The pro-life Amendment 1, which will be on the ballot in November, was a topic of conversation in the meetings with Lt. Gov. Ramsey, R-Blountville, and Sen. Gresham. Tennessee Right to Life currently has a statewide “vote yes on 1” campaign in support of the amendment.
The meeting with Sen. Gresham, R-Somerville, covered a wide range of subjects, including teacher licensure and the Common Core curriculum. When Bishop Stika asked if there was anything the group could do for Sen. Gresham, she said, “Just keep praying.”
Medicaid expansion arose during the group’s meeting with Sen. Randy McNally, R-Oak Ridge, the Senate Finance, Ways and Means committee chair and a parishioner of St. Mary Church in Oak Ridge.
The group concluded its day by meeting Rep. Mark White, R-Memphis, of the House Education Subcommittee and Rep. Harry Brooks, R-Knoxville, chair of the House Education Committee.
Rep. Brooks said he was a firm believer in the Common Core curriculum, which he credited with moving the needle of state education scores upward after years of stagnation.
The Knoxville group was unable to meet with Sen. Todd Gardenhire, R-Chattanooga, but Bishop Stika and Sister Mary Christine left a thank-you note for him for his sponsorship of Senate bills 2115 and 1951.
SB 2115 would permit a student at a public college or university to be charged in-state tuition if the student is a citizen of the United States, has resided in Tennessee for at least one year, and has graduated from a Tennessee public secondary school or a private secondary school in the state. SB 1951 would permit undocumented students who are Tennessee residents and who meet the academic requirements of the HOPE scholarship and attend Tennessee schools for five years before graduating from high school, to be charged in-state tuition at public institutions of higher education.
Bishop Stika greeted Rep. Bill Dunn, R-Knoxville, who is a parishioner of Holy Ghost Church in Knoxville, in the War Memorial Building as the group exited at the end of the day.
Bishop Stika said he was overall satisfied with the 17th Catholic Day on the Hill.

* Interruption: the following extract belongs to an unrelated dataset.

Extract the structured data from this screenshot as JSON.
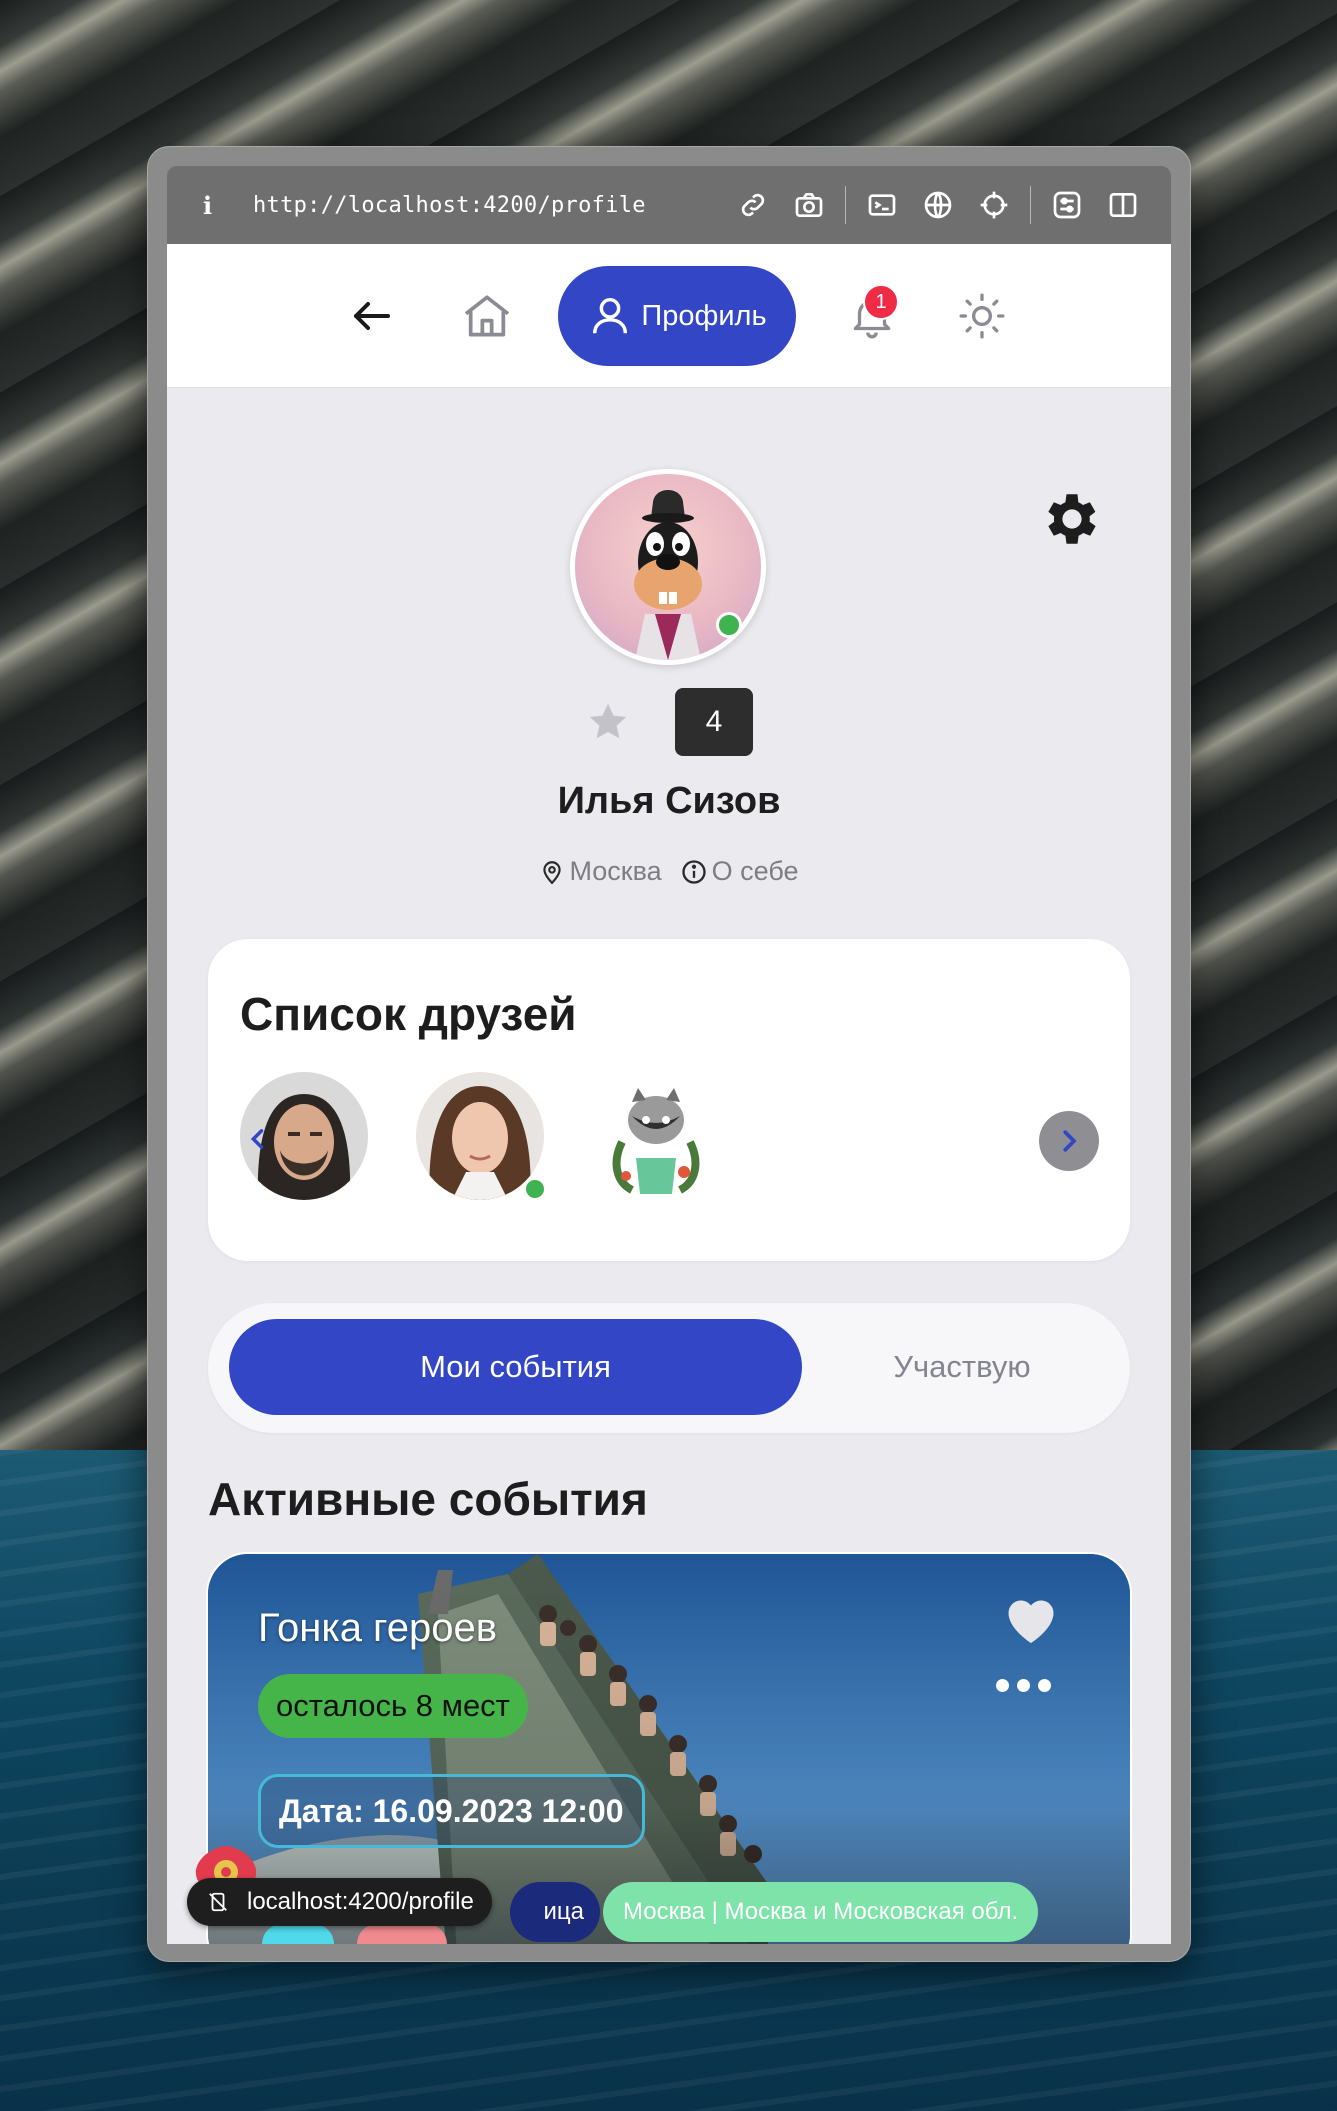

He began his day in the War Memorial Auditorium with a talk to an audience that included students from the Diocese of Nashville attending Catholic Student Day on the Hill the same day.
“I have great respect for people involved in government,” Bishop Stika said. “Earlier in the day when I spoke with 350 children and young adults from the Diocese of Nashville, I reminded them that the United States is a blessed nation because we have a federal republic and that these people represent us. I hope that someday some of those young students, basically seventh- and eighth-graders, follow in the footsteps not only as priests and nuns but also people involved in civil service.”
Catholic Day on the Hill is sponsored by the Tennessee Catholic Public Policy Commission. For more information, including position papers and updates on Senate and House legislation, visit tncppc.org.